"You are a sailor," Mikhail Gorbachev said in a friendly aside to George Bush as they began their discussion of German unification in the White House last week. "You will understand that if one anchor is good, two anchors are better."

The Soviet leader then launched into a long and rambling argument that a unified Germany should belong simultaneously to the Warsaw Pact and NATO. But it was the imaged introduction about anchors, and Bush's response, that captured for some of the American and Soviet officials in the room the chemistry of the still evolving relationship between the two leaders that has made this meeting a summit with a difference.

Bush's response was a firm rejection. But the president was careful to explain his reasoning in full and friendly fashion, beginning by saying that it was precisely because he did not understand "how two anchors could work" that he wanted to persuade Gorbachev that German membership in NATO alone was a better idea.

"When people read the record of the conversations of the Washington summit in the future, they will see that they were quite different than previous talks between Soviet and American leaders," said one senior administration official yesterday on the basis of detailed briefings on the White House conversations.

"These two men now know that in a long-term relationship they can make their countries cooperative partners instead of hostile enemies, if they can manage German unification and agree on what the future of Europe should be," the official added. "By the time George Bush leaves the White House, he could be dealing with the Soviet president as he would {with} a friendly West European nation."

Bush and Gorbachev reached no agreement on Germany in their two days of White House talks. Yesterday, during more relaxed meetings at Camp David, German unification was again discussed, but Bush on his return to Washington last night merely said the two leaders had exchanged views on the subject. Their earlier conversations had established this as the most important question and area of differences on their agenda.

Bush reportedly was not discouraged over the impasse on the German issue, which U.S. officials said would continue to dominate superpower relations for months to come as Bush attempts to persuade Gorbachev that U.S.-Soviet cooperation is both possible and vital in managing security issues arising out of unification.

But U.S. officials emerged from the White House talks without a clear sense of the priority that Gorbachev really places on the German issue as he confronts deepening economic problems and growing political challenges at home.

The Soviet president was noticeably distracted during the conversations and not as well prepared for them as he was for his meeting with Bush in Malta or in his summits with former president Ronald Reagan, according to one summit participant.

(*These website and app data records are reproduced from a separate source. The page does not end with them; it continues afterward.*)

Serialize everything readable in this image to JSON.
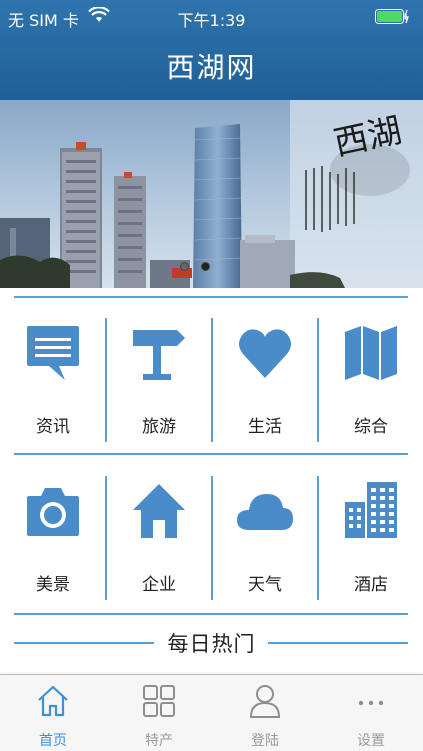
{
  "status_bar": {
    "carrier": "无 SIM 卡",
    "time": "下午1:39"
  },
  "header": {
    "title": "西湖网"
  },
  "banner": {
    "calligraphy": "西湖",
    "slide_count": 2,
    "active_slide": 1
  },
  "grid": {
    "rows": [
      [
        {
          "label": "资讯",
          "icon": "chat-bubble-icon"
        },
        {
          "label": "旅游",
          "icon": "signpost-icon"
        },
        {
          "label": "生活",
          "icon": "heart-icon"
        },
        {
          "label": "综合",
          "icon": "map-icon"
        }
      ],
      [
        {
          "label": "美景",
          "icon": "camera-icon"
        },
        {
          "label": "企业",
          "icon": "home-icon"
        },
        {
          "label": "天气",
          "icon": "cloud-icon"
        },
        {
          "label": "酒店",
          "icon": "building-icon"
        }
      ]
    ]
  },
  "section": {
    "title": "每日热门"
  },
  "tabbar": {
    "items": [
      {
        "label": "首页",
        "icon": "home-outline-icon",
        "active": true
      },
      {
        "label": "特产",
        "icon": "grid-icon",
        "active": false
      },
      {
        "label": "登陆",
        "icon": "user-icon",
        "active": false
      },
      {
        "label": "设置",
        "icon": "more-icon",
        "active": false
      }
    ]
  },
  "colors": {
    "header": "#2667a2",
    "accent": "#5aa0d4",
    "icon": "#4a8bc9",
    "tab_active": "#3d8fd6",
    "battery": "#4cd964"
  }
}
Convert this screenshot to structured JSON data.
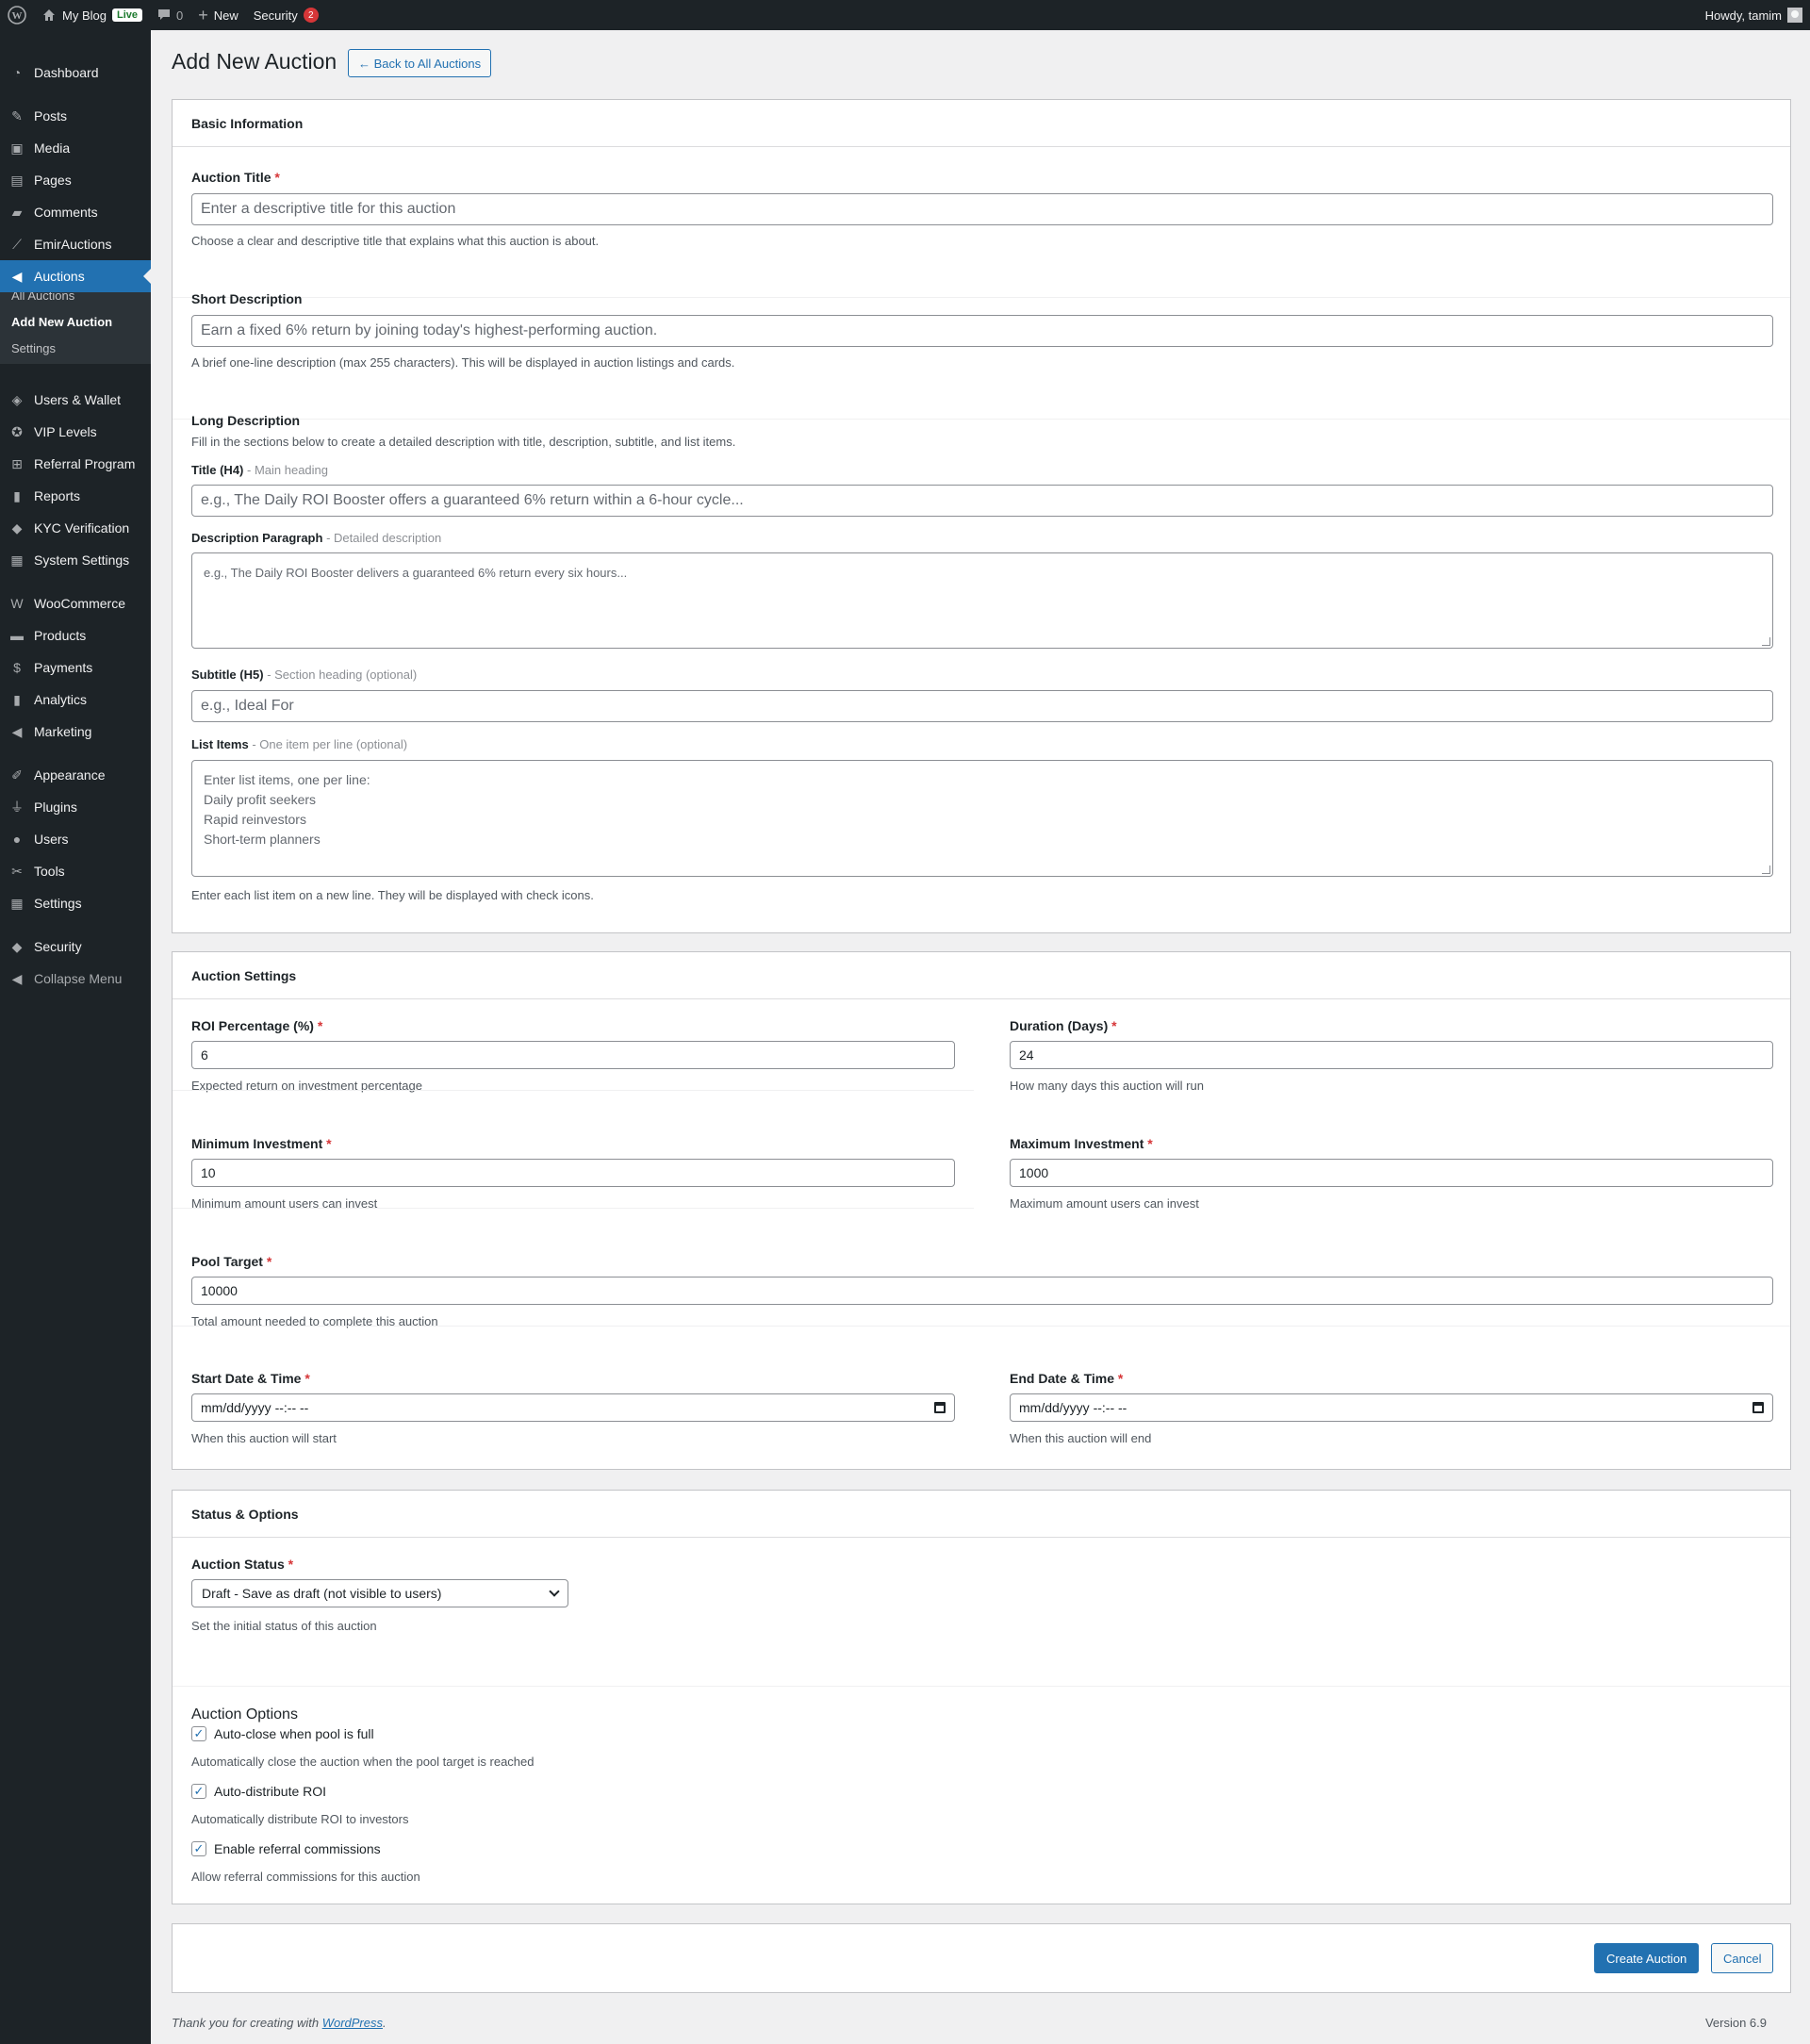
{
  "adminbar": {
    "site_name": "My Blog",
    "live_badge": "Live",
    "comments_count": "0",
    "new_label": "New",
    "security_label": "Security",
    "security_count": "2",
    "howdy": "Howdy, tamim"
  },
  "sidebar": {
    "items": [
      {
        "label": "Dashboard",
        "icon": "dashboard-icon"
      },
      {
        "label": "Posts",
        "icon": "pin-icon"
      },
      {
        "label": "Media",
        "icon": "media-icon"
      },
      {
        "label": "Pages",
        "icon": "pages-icon"
      },
      {
        "label": "Comments",
        "icon": "comment-icon"
      },
      {
        "label": "EmirAuctions",
        "icon": "chart-line-icon"
      },
      {
        "label": "Auctions",
        "icon": "megaphone-icon"
      },
      {
        "label": "Users & Wallet",
        "icon": "wallet-icon"
      },
      {
        "label": "VIP Levels",
        "icon": "award-icon"
      },
      {
        "label": "Referral Program",
        "icon": "network-icon"
      },
      {
        "label": "Reports",
        "icon": "bar-chart-icon"
      },
      {
        "label": "KYC Verification",
        "icon": "shield-icon"
      },
      {
        "label": "System Settings",
        "icon": "settings-grid-icon"
      },
      {
        "label": "WooCommerce",
        "icon": "woo-icon"
      },
      {
        "label": "Products",
        "icon": "archive-icon"
      },
      {
        "label": "Payments",
        "icon": "dollar-icon"
      },
      {
        "label": "Analytics",
        "icon": "bar-chart-icon"
      },
      {
        "label": "Marketing",
        "icon": "megaphone-icon"
      },
      {
        "label": "Appearance",
        "icon": "brush-icon"
      },
      {
        "label": "Plugins",
        "icon": "plug-icon"
      },
      {
        "label": "Users",
        "icon": "user-icon"
      },
      {
        "label": "Tools",
        "icon": "wrench-icon"
      },
      {
        "label": "Settings",
        "icon": "settings-icon"
      },
      {
        "label": "Security",
        "icon": "shield-icon"
      },
      {
        "label": "Collapse Menu",
        "icon": "collapse-icon"
      }
    ],
    "submenu": [
      "All Auctions",
      "Add New Auction",
      "Settings"
    ]
  },
  "page": {
    "title": "Add New Auction",
    "back_button": "← Back to All Auctions"
  },
  "basic": {
    "header": "Basic Information",
    "title_label": "Auction Title",
    "title_placeholder": "Enter a descriptive title for this auction",
    "title_desc": "Choose a clear and descriptive title that explains what this auction is about.",
    "short_label": "Short Description",
    "short_value": "Earn a fixed 6% return by joining today's highest-performing auction.",
    "short_desc": "A brief one-line description (max 255 characters). This will be displayed in auction listings and cards.",
    "long_label": "Long Description",
    "long_desc": "Fill in the sections below to create a detailed description with title, description, subtitle, and list items.",
    "h4_label": "Title (H4)",
    "h4_hint": "- Main heading",
    "h4_placeholder": "e.g., The Daily ROI Booster offers a guaranteed 6% return within a 6-hour cycle...",
    "para_label": "Description Paragraph",
    "para_hint": "- Detailed description",
    "para_placeholder": "e.g., The Daily ROI Booster delivers a guaranteed 6% return every six hours...",
    "h5_label": "Subtitle (H5)",
    "h5_hint": "- Section heading (optional)",
    "h5_placeholder": "e.g., Ideal For",
    "list_label": "List Items",
    "list_hint": "- One item per line (optional)",
    "list_placeholder_lines": [
      "Enter list items, one per line:",
      "Daily profit seekers",
      "Rapid reinvestors",
      "Short-term planners"
    ],
    "list_desc": "Enter each list item on a new line. They will be displayed with check icons."
  },
  "settings": {
    "header": "Auction Settings",
    "roi_label": "ROI Percentage (%)",
    "roi_value": "6",
    "roi_desc": "Expected return on investment percentage",
    "duration_label": "Duration (Days)",
    "duration_value": "24",
    "duration_desc": "How many days this auction will run",
    "min_label": "Minimum Investment",
    "min_value": "10",
    "min_desc": "Minimum amount users can invest",
    "max_label": "Maximum Investment",
    "max_value": "1000",
    "max_desc": "Maximum amount users can invest",
    "pool_label": "Pool Target",
    "pool_value": "10000",
    "pool_desc": "Total amount needed to complete this auction",
    "start_label": "Start Date & Time",
    "start_value": "mm/dd/yyyy --:-- --",
    "start_desc": "When this auction will start",
    "end_label": "End Date & Time",
    "end_value": "mm/dd/yyyy --:-- --",
    "end_desc": "When this auction will end"
  },
  "status": {
    "header": "Status & Options",
    "status_label": "Auction Status",
    "status_value": "Draft - Save as draft (not visible to users)",
    "status_desc": "Set the initial status of this auction",
    "options_label": "Auction Options",
    "options": [
      {
        "label": "Auto-close when pool is full",
        "desc": "Automatically close the auction when the pool target is reached",
        "checked": true
      },
      {
        "label": "Auto-distribute ROI",
        "desc": "Automatically distribute ROI to investors",
        "checked": true
      },
      {
        "label": "Enable referral commissions",
        "desc": "Allow referral commissions for this auction",
        "checked": true
      }
    ]
  },
  "actions": {
    "create": "Create Auction",
    "cancel": "Cancel"
  },
  "footer": {
    "thanks": "Thank you for creating with",
    "link": "WordPress",
    "period": ".",
    "version": "Version 6.9"
  },
  "colors": {
    "admin_bg": "#1d2327",
    "accent": "#2271b1",
    "required": "#d63638",
    "page_bg": "#f0f0f1"
  }
}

"He was still as confident and dynamic as ever," this source said, "but he did not display the grasp of detail and of the general subjects that we have come to expect. And there seemed to be a large gap between the political level and the advisers in the Soviet delegation."

The political level -- essentially Gorbachev and Foreign Minister Eduard Shevardnadze -- repeatedly voiced flexibility and eagerness to push ahead in the Vienna talks on Conventional Forces in Europe (CFE). They surprised the Americans, for example, by accepting with little discussion a U.S. proposal to condition the holding of the 35-nation pan-European summit Gorbachev has proposed on a successful conclusion of the CFE talks in Viennna.

But the Soviet Foreign and Defense Ministry officials on the delegation emphasized problems rather than possibilities when they spoke to their American counterparts. At one meeting of the delegations, Gorbachev appeared to react with surprise when a Soviet official outlined Moscow's toughened, negative stance on the U.S. "Open Skies" proposal that both military blocs conduct mutual aerial reconnaissance.

In the 2 1/2 hours of White House discussions devoted to Germany and European security issues, Gorbachev did not advance beyond his proposal for German membership in both alliances, repeating his reference to two anchors several times and asking Bush to understand the difficult political problems that unification poses for the Soviet people.

He did not raise the idea that Moscow might accept a unified Germany joining the political arm of the North Atlantic Treaty Organization as long as the Germans stayed out of the alliance's integrated military command -- "the French model" of NATO membership that Gorbachev referred to in a Moscow press conference on May 25. Nor did he seek assurances that special limitations would apply to the size of a united Germany's armed forces.

The U.S. delegation had been prepared to reject both ideas but saw no point in raising them when Gorbachev did not. U.S. officials were also struck that Gorbachev did not repeat in the White House talks the irritable, defiant warnings against any Western attempts to "dictate" to the Soviet Union that he made in a press conference in Ottawa on Wednesday, just before he flew to Washington.

The friendly, at times joking manner Gorbachev and Shevardnadze adopted in their private Washington talks contrasted sharply with the Ottawa performance. At the end of Friday's formal signing of U.S.-Soviet agreements, Shevardnadze walked past a group of U.S. officials and told them to read again the text of a minor accord on maritime activities.

"Now that it is signed," the Soviet diplomat said, "you should know that it cuts both our navies by 50 percent." The American group joined his hearty laughter a moment later.